“Go brave,” said UNC leader and former Prime Minister Kamla Persad-Bissessar in a missive she penned to Weekes a day before she was due to be sworn in. Persad-Bisessar was Trinidad’s first woman head of government and served a single five-year term up to 2015.
Weekes’ open-air inauguration ceremony will be broadcast live in the twin-island republic, with sister isle Tobago and in neighboring Caribbean Community nations as she becomes the latest in a long line of female heads of government in the region. Most of the positions are titular or ceremonial positions.
Weekes’ nomination to the position in the oil and gas-rich most southern nation in the Caribbean island chain comes just three months after neighboring Barbados chose a respected woman judge to become the island’s governor general.

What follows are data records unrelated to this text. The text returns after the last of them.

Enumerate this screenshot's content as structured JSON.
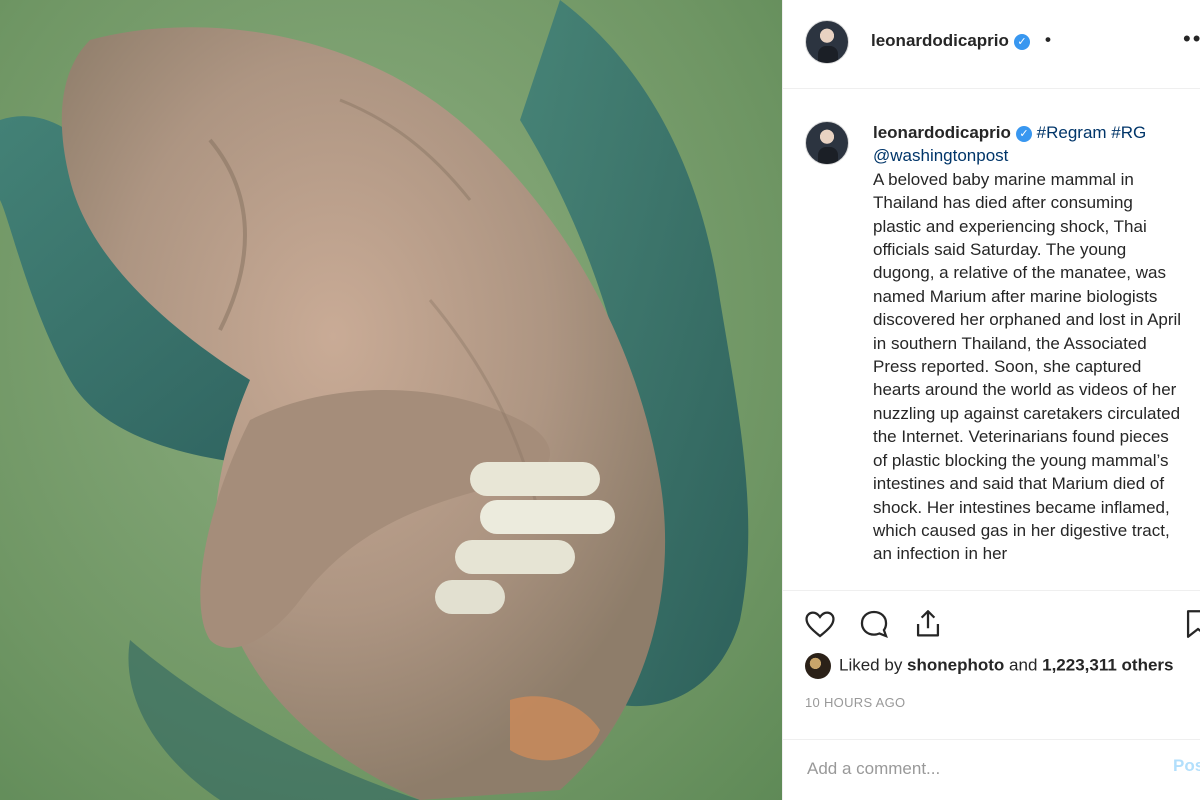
{
  "post": {
    "photo_description_icon": "dugong-photo"
  },
  "header": {
    "username": "leonardodicaprio",
    "verified_icon": "verified-badge-icon",
    "dot": "•",
    "more": "••"
  },
  "caption": {
    "username": "leonardodicaprio",
    "tags": "#Regram #RG",
    "mention": "@washingtonpost",
    "text": "A beloved baby marine mammal in Thailand has died after consuming plastic and experiencing shock, Thai officials said Saturday. The young dugong, a relative of the manatee, was named Marium after marine biologists discovered her orphaned and lost in April in southern Thailand, the Associated Press reported. Soon, she captured hearts around the world as videos of her nuzzling up against caretakers circulated the Internet. Veterinarians found pieces of plastic blocking the young mammal’s intestines and said that Marium died of shock. Her intestines became inflamed, which caused gas in her digestive tract, an infection in her"
  },
  "actions": {
    "like_icon": "heart-icon",
    "comment_icon": "comment-icon",
    "share_icon": "share-icon",
    "save_icon": "bookmark-icon"
  },
  "likes": {
    "prefix": "Liked by ",
    "user": "shonephoto",
    "middle": " and ",
    "count": "1,223,311 others"
  },
  "timestamp": "10 HOURS AGO",
  "comment": {
    "placeholder": "Add a comment...",
    "post_label": "Post"
  },
  "colors": {
    "link": "#003569",
    "verified": "#3897f0",
    "water": "#7ea272"
  }
}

Because Barbados is not a republic like Trinidad, the head of state in Barbados is governor general rather than president. That person serves as Queen Elizabeth’s representative in Barbados. Trinidad has basically severed ties with Britain, its former colonizer.
In early January, Justice Sandra Mason was sworn in as governor general of Barbados, the second woman to be so sworn after Dame Nita Barrow. Mason has the distinction of being the first woman admitted to the bar on the island and its first female appeals court judge.
Their mandates demand that Weekes and Mason must be above the political and partisan fray and will join a burgeoning list of distinguished women holding high positions. Some are also leaders of the main opposition parties and could be elected as prime ministers in the coming months.
For example, polls in Barbados are showing that attorney Mia Mottley will more than likely defeat incumbent Prime Minister Freundel Stuart when elections are called before midyear, as is constitutionally mandated.
The 30-member parliament has already been dissolved. All that remains is for Stuart, who is running the clock to almost the very last, to call a date for the election as the island’s economy sags, foreign exchange reserves are at an all-time low and a major sewage problem on the south coast is causing hotels and other businesses millions in lost revenues weekly.
There are also several women at the national helm both in the 15-nation CARICOM bloc of nations and in the wider Caribbean.
Lucille George-Wout has been governor of Curacao, a Dutch territory, since November of last year. In nearby Aruba, Evelyn Wever-Croes is prime minister, as is Sharlene Cartwrtight-Robinson in the Turks and Caicos Islands as that country tries to recover from the devastating 2017 hurricane season.
Cecile La Grenade is governor general of Grenada and Marguerite Pindling has been governor general of the Bahamas since 2014. Like Mottley of Barbados, Persad-Bissessar of Trinidad is waiting to become prime minister again if her party wins the 2020 general elections.
Persad-Bisessar said to Weekes, “There was a general feeling that my elevation to the office of prime minister augured well for the future of women and girls in our nation in relation to leadership and empowerment. Your presidency is undoubtedly both a reflection of this as well as a marked and welcome continuation of this progressive development.”